Saved entries

━━━━━━━━━━

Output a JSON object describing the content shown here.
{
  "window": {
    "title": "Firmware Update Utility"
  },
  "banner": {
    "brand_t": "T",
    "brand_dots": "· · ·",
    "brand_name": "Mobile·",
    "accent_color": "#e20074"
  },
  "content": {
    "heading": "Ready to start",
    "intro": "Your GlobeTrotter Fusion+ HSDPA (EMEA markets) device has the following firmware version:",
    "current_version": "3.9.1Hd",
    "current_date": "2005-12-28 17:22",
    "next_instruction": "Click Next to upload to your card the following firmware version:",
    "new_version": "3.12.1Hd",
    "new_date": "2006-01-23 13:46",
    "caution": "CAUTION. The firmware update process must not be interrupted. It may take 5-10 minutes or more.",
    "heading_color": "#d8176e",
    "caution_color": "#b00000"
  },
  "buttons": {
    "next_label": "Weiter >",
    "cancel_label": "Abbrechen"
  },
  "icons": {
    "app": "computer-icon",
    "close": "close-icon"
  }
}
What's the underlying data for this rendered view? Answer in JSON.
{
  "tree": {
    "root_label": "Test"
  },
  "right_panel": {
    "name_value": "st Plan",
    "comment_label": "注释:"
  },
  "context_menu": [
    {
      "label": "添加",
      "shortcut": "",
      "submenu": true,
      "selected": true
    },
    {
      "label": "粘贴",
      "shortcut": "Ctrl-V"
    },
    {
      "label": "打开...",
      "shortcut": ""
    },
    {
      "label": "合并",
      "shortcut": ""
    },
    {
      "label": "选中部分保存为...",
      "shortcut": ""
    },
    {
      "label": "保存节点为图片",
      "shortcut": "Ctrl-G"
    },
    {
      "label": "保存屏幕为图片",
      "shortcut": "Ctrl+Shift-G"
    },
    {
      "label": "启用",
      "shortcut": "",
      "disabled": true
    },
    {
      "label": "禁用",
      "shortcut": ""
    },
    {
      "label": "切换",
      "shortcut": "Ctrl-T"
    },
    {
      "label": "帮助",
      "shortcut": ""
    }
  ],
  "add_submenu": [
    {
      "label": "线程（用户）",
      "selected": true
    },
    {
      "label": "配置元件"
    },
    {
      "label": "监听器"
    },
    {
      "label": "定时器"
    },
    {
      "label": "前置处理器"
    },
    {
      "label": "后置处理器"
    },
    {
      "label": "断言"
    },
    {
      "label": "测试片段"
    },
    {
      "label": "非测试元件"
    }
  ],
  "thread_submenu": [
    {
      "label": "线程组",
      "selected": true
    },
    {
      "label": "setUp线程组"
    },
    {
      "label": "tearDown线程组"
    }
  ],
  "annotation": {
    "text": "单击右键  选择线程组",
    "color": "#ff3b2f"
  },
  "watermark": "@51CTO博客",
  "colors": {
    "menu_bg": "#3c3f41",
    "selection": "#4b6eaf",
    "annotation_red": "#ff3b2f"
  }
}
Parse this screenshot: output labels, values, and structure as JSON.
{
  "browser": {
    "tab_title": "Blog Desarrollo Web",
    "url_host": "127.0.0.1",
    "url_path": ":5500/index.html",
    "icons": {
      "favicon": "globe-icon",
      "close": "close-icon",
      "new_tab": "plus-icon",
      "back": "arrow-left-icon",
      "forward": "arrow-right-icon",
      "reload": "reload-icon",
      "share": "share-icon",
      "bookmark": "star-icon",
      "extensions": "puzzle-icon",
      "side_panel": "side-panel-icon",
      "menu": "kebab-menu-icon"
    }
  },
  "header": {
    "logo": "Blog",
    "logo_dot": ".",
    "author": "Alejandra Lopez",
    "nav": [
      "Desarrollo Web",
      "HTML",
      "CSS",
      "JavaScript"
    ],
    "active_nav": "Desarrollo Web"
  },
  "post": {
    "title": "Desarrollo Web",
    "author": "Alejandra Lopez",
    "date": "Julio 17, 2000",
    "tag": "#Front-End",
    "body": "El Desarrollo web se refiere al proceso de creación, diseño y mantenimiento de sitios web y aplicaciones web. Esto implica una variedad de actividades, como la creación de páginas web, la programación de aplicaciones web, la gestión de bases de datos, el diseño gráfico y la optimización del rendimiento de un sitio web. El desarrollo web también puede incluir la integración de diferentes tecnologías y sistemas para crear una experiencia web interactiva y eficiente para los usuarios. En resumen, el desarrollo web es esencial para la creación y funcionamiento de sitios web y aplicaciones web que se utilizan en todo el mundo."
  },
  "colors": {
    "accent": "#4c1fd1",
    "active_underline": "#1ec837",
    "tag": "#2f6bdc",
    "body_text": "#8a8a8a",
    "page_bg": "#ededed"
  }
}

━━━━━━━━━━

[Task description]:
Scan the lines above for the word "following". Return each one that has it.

[Result]:
    "intro": "Your GlobeTrotter Fusion+ HSDPA (EMEA markets) device has the following firmware version:",
    "next_instruction": "Click Next to upload to your card the following firmware version:",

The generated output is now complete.